The Design Naif pattern by Villeroy & Boch comprises a variety of beautifully rendered folk art designs by internationally renowned artist Gerard LaPlau. Design Naif was chosen as the pattern's name for several reasons. The word "naif" spans a variety of languages. In Italian and Spanish it is translated as "simple" or "naive." In France and Germany, "naif" has been adopted as a cognate to label certain forms of nonspecific and brightly colored folk art. In the English speaking western world, "naifs" are folk artists who lack formal training. Also, the term "naif" was picked to pay tribute to the school of naive artists who emanated from France during the mid-to-late Victorian period. The foremost member of this group was Henri "Le Douanier" Rousseau. By day, Rousseau worked as a tollbooth collector; by night, he worked as an artist. His simple and brightly colored paintings were in stark contrast to the heavily ornate Victorian and Art Nouveau styles of the time. Design Naif is a showcase pattern for Germany's Villeroy & Boch. Family-owned since 1748 (the eighth generation of the founders actively creates and produces tableware designs), Villeroy & Boch is the world's largest producer of ceramics. Its wares include egg cups, bath tubs, the tiles in New York City's Holland Tunnel, and table settings for the Vatican in Rome.
Featuring polished cuts on an elegantly shaped bowl that flares at the top, a multi-sided, bulbous stem, and a round foot, Royal Crystal Rock Opera dances with light! The Opera pattern offers not only stemware, but also pitchers, bowls, and even ice buckets.

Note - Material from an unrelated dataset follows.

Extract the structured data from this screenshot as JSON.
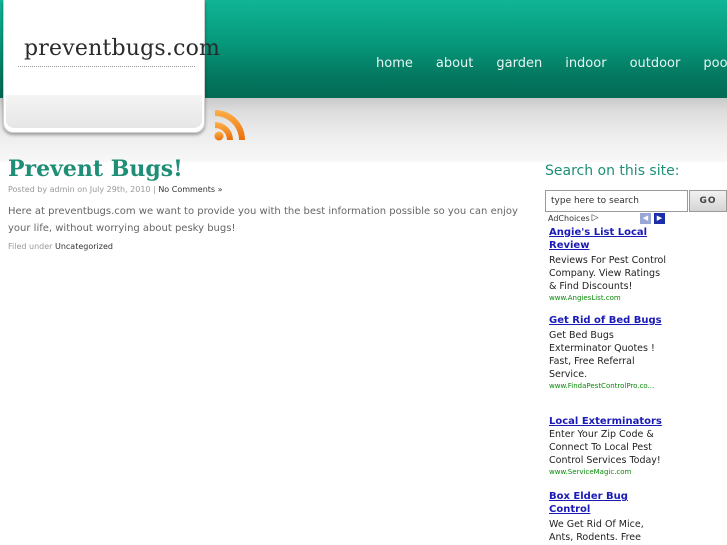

Royal Crystal Rock is Italy's largest crystal manufacturer. Located in the town of Colle di Val d'Elsa, in Tuscany, Royal Crystal Rock's story begins in 1967, when Italian crystal companies Cristalleria Artistica Lavorazioni Brevettate and Cristalleria La Piana merged to form CALP. In 1975, CALP set up its first plant for the automatic production of stemware, and just four years later, CALP created the Royal Crystal Rock brand to import and market its crystal products to the United States. By 2000, CALP was operating the world's largest electric melting furnace for the production of crystal. CALP changed its name in 2007 to RCR Cristalleria Italiana. Today, RCR continues its tradition of "passion for detail and taste for beauty that are the hallmarks of Tuscan artistic culture."
Christofle (France) America is a stylish silverplate pattern that features a flat end, an outlined, beveled edge, and a glossy finish. Christofle began production of America in 1991, and the understated design of this pattern is an excellent complement to the intricate charm of Design Naif and formal elegance of Opera. Christofle was founded in France in 1830 by jeweler Charles Christofle. After purchasing a patent for an electroplating technique in 1842, Christofle opened a large factory that was one of the first factories in the world to use electricity. By 1855, the quality of Christofle's products had garnered such acclaim that Emperor Napoleon III appointed Charles Christofle official purveyor to the French court. Christofle literature states, "Christofle has always seen its name associated with major creative trends, renowned artists such as Man Ray or Jean Cocteau, avant-garde architects such as Gio Ponti, and modernist silversmiths such as Lino Sabattini and Christian Fjerdingstad, as well as present-day designers such as Andree Putman, Martin Szekely or Ora ito. Today, as in the past, whether gracing the tables of emperors, princes, or maharajas, in palaces on board the Trans-Siberian Railway, Orient Express, or transatlantic ocean liners ... Christofle continues to make an impression."